--- About this exercise ---
Within the listing below, tally the lines where the word "phonet" appears, and answer with nothing but the tally.

═══ Source records

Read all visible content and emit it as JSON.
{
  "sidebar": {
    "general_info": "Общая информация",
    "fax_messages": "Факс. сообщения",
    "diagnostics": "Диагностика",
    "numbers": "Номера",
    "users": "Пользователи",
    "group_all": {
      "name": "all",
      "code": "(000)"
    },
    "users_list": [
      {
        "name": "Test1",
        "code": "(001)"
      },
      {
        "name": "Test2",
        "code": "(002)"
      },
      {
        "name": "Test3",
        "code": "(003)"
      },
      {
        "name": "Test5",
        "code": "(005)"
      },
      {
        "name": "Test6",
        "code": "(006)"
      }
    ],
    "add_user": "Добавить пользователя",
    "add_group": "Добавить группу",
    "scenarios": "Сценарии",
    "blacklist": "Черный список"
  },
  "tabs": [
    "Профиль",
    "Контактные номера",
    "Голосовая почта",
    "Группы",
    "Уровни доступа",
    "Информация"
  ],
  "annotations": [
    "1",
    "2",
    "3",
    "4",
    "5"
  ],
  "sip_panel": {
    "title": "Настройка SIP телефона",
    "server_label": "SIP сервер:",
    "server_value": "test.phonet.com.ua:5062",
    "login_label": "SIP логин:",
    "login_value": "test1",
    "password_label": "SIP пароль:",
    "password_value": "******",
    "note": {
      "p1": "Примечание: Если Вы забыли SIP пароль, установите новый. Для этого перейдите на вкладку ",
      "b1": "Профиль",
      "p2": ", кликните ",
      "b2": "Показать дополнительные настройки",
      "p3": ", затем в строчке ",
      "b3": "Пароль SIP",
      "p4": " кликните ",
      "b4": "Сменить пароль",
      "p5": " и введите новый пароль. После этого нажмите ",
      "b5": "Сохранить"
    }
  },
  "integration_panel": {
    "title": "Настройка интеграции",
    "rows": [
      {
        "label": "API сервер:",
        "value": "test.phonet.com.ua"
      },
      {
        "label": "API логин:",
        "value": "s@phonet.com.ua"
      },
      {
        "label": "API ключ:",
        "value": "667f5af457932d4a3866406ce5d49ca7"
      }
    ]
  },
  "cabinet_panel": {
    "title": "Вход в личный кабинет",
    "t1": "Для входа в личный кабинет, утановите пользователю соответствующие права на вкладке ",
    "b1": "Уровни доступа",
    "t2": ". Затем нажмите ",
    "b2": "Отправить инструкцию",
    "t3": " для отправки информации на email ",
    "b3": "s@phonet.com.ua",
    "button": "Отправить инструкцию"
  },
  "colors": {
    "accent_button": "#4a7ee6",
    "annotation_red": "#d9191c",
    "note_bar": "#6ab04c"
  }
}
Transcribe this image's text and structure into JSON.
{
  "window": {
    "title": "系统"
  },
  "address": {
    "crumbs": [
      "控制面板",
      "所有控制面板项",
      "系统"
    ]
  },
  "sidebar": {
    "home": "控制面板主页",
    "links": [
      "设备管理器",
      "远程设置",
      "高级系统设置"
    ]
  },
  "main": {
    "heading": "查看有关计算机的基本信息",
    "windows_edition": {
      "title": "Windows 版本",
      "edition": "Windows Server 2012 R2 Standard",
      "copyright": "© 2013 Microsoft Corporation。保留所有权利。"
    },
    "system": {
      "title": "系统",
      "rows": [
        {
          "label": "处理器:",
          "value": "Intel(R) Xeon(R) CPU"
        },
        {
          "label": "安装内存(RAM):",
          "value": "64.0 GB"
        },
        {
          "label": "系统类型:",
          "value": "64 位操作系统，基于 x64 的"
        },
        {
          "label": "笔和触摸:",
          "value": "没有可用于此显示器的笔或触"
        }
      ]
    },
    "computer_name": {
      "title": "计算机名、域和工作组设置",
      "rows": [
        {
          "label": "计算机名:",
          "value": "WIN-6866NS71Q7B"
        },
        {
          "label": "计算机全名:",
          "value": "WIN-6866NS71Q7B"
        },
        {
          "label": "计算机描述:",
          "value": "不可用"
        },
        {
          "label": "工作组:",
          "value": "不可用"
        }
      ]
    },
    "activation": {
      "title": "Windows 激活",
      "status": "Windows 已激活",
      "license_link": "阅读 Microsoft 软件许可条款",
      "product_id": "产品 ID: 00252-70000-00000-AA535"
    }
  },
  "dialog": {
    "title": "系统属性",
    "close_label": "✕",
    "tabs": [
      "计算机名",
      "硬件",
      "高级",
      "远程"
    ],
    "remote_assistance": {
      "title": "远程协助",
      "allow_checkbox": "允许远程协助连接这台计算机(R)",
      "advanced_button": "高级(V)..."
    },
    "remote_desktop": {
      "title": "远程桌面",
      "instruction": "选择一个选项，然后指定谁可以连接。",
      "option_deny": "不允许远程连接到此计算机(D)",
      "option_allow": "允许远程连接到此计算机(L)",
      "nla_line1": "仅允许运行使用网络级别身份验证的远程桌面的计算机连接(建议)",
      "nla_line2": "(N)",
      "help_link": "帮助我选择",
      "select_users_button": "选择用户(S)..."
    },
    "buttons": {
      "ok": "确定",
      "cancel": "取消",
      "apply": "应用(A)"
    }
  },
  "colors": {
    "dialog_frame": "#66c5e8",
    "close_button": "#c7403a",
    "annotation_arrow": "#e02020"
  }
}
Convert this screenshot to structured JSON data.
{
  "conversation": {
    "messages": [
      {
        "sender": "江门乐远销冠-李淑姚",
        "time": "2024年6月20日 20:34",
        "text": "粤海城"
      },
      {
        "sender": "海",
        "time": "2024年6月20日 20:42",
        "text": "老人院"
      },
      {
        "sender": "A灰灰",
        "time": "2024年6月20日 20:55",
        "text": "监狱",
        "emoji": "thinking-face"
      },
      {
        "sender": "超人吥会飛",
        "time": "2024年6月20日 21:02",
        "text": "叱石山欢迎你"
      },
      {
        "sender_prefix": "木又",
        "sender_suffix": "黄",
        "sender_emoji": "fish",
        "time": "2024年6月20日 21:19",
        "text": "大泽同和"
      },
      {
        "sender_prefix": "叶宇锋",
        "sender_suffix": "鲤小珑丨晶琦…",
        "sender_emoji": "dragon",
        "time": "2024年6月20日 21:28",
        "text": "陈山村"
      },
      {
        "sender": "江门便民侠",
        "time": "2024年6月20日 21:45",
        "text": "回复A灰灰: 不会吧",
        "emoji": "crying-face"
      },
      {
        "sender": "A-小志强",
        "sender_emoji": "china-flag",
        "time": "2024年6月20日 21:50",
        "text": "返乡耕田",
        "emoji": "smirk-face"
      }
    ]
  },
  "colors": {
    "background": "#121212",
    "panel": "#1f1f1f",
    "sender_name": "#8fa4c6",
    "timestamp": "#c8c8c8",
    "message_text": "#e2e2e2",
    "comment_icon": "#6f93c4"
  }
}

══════

--- Exercise output ---
4